Top of Records for the exercise
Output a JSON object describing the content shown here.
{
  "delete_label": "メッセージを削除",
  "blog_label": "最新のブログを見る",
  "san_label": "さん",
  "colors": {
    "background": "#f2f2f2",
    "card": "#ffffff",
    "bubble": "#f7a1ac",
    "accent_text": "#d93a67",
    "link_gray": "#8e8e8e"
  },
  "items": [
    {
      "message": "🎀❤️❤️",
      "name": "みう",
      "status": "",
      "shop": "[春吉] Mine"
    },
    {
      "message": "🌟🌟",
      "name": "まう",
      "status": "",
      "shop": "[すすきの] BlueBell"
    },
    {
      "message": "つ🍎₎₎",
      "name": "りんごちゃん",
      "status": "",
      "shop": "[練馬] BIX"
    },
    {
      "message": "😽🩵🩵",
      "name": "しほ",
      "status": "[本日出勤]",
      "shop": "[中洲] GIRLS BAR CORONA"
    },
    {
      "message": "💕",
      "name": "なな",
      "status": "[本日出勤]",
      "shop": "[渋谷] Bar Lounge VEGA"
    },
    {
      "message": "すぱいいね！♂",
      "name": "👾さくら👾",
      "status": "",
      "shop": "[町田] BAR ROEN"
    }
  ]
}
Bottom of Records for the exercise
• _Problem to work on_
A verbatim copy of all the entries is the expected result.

• _Result_
Output a JSON object describing the content shown here.
{
  "delete_label": "メッセージを削除",
  "blog_label": "最新のブログを見る",
  "san_label": "さん",
  "colors": {
    "background": "#f2f2f2",
    "card": "#ffffff",
    "bubble": "#f7a1ac",
    "accent_text": "#d93a67",
    "link_gray": "#8e8e8e"
  },
  "items": [
    {
      "message": "🎀❤️❤️",
      "name": "みう",
      "status": "",
      "shop": "[春吉] Mine"
    },
    {
      "message": "🌟🌟",
      "name": "まう",
      "status": "",
      "shop": "[すすきの] BlueBell"
    },
    {
      "message": "つ🍎₎₎",
      "name": "りんごちゃん",
      "status": "",
      "shop": "[練馬] BIX"
    },
    {
      "message": "😽🩵🩵",
      "name": "しほ",
      "status": "[本日出勤]",
      "shop": "[中洲] GIRLS BAR CORONA"
    },
    {
      "message": "💕",
      "name": "なな",
      "status": "[本日出勤]",
      "shop": "[渋谷] Bar Lounge VEGA"
    },
    {
      "message": "すぱいいね！♂",
      "name": "👾さくら👾",
      "status": "",
      "shop": "[町田] BAR ROEN"
    }
  ]
}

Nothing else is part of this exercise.